      Let the voters and taxpayers of every city, county, or at worst, state, decide how they want to deal with issues involving their local city, county and state law enforcement officers. Keep the Feds out of it.

Kudos to Senator Tim Scott. I applaud the things he’s done after the killing of unarmed Walter Scott.

The #BlackLivesMatter crowd should be opposing this with every ounce of strength they have. They thrive on doubt. If it’s black teen’s word vs. white officer’s word, they can stir up outrage, get voters motivated and get a landslide of publicity. If it’s on video, they get none of that.

    Anonamom in reply to BrokeGopher. | July 28, 2015 at 12:11 pm

    Excellent point and one that is supported by the evidence. In the VAST majority of cases, evidence from body and dash cameras have supported the leo’s version of events. The last thing that the agitators who are fueling these fires want is for the facts to be produced.

    I’m waiting for those on the left to belatedly remember their commitment to privacy concerns.

Sounds like the usual song & dance; whatever its merits, it will be buried in fantasies about “comprehensive reform”. And “comprehensive reform” has a serious tendency to (1) relegate anything real to a glacial timescale, and (2) inflict miserable ideas and catastrophic costs on the public, all under cover of a small number of incontrovertibly good ideas.

In this case, it’s hard to argue that any and all interactions of the public and the police shouldn’t be recorded. And, nowadays, high quality, robust, and, most importantly, cheap audio/visual recording is feasible.
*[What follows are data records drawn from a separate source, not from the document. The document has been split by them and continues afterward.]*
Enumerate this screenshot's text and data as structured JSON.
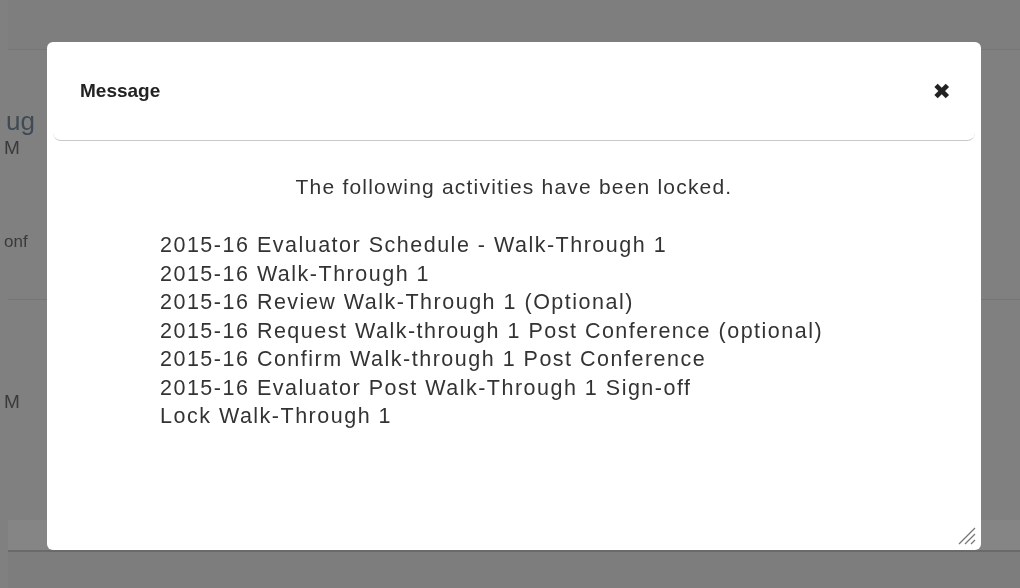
{
  "background_page": {
    "fragments": [
      "ug",
      "M",
      "onf",
      "M"
    ]
  },
  "dialog": {
    "title": "Message",
    "close_label": "✖",
    "message": "The following activities have been locked.",
    "activities": [
      "2015-16 Evaluator Schedule - Walk-Through 1",
      "2015-16 Walk-Through 1",
      "2015-16 Review Walk-Through 1 (Optional)",
      "2015-16 Request Walk-through 1 Post Conference (optional)",
      "2015-16 Confirm Walk-through 1 Post Conference",
      "2015-16 Evaluator Post Walk-Through 1 Sign-off",
      "Lock Walk-Through 1"
    ]
  }
}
We can even equip guns and tasers with A/V capabilities … and perhaps we should.

But it won’t happen anytime soon if they entangle it somewhere down the “comprehensive reform” path.

Today, Scott is slated to introduce a bill that will authorize up to $100 million per year in grant money to pay for body cameras for local police departments.

While I’m generally in favor of the idea of body cams, I’m not in favor of letting the Federal government start inserting itself into local police department matters. Even if there’s “free money” to be had.

As the saying goes, “He who pays the piper, calls the tune.” Whenever there’s money being handed out, there are strings attached. At least if decisions like these are made and funded by the locals most affected by them, they retain control of the strings.

Paul In Sweden | July 29, 2015 at 2:55 am

The ability to feed all the bodycam footage into an archive and run biometric facial identification and pull up citywide footage of suspects during specific time intervals, locations and among known associates and co-conspirators can have the potential to be a very powerful investigative and prosecutorial resource.

Future applications might include instant cloud interface and biometric facial identification to open warrant data alerting officers of violators similar to police cars going down a street scanning car license plates.

The potential applications are mind boggling.

    The police and other entities are already scanning and keeping a database of license plates as they drive around, and they’re already talking about archiving biometric information and running facial recognition on it.

    Most of it comes from all of the CCTV cameras, traffic cameras, highway & toll cameras, streetside cameras, etc, which are already all over the place, plus our driver’s license photos (37 states already have enabled facial-recognition software to search driver’s license photos).

    That cat’s already out of the bag. You’re already being photographed and your license plate noted every day, and between Homeland Security, the FBI, and State governments, they’re already collecting and hoarding this data. Photographs from the exceedingly rare instances when ordinary law-abiding citizens interact with police (as opposed to walking outside your building, driving on a highway, parking your car at a friend’s house, being in the crowd at any given event) are just a drop in the bucket. All we can do is try to set limits on how they’re allowed to use that information.

    One of the Prof’s former students had an op-ed in the NYT discussing limitation we need to start insisting on, as to the use of this data — that they’re already collecting.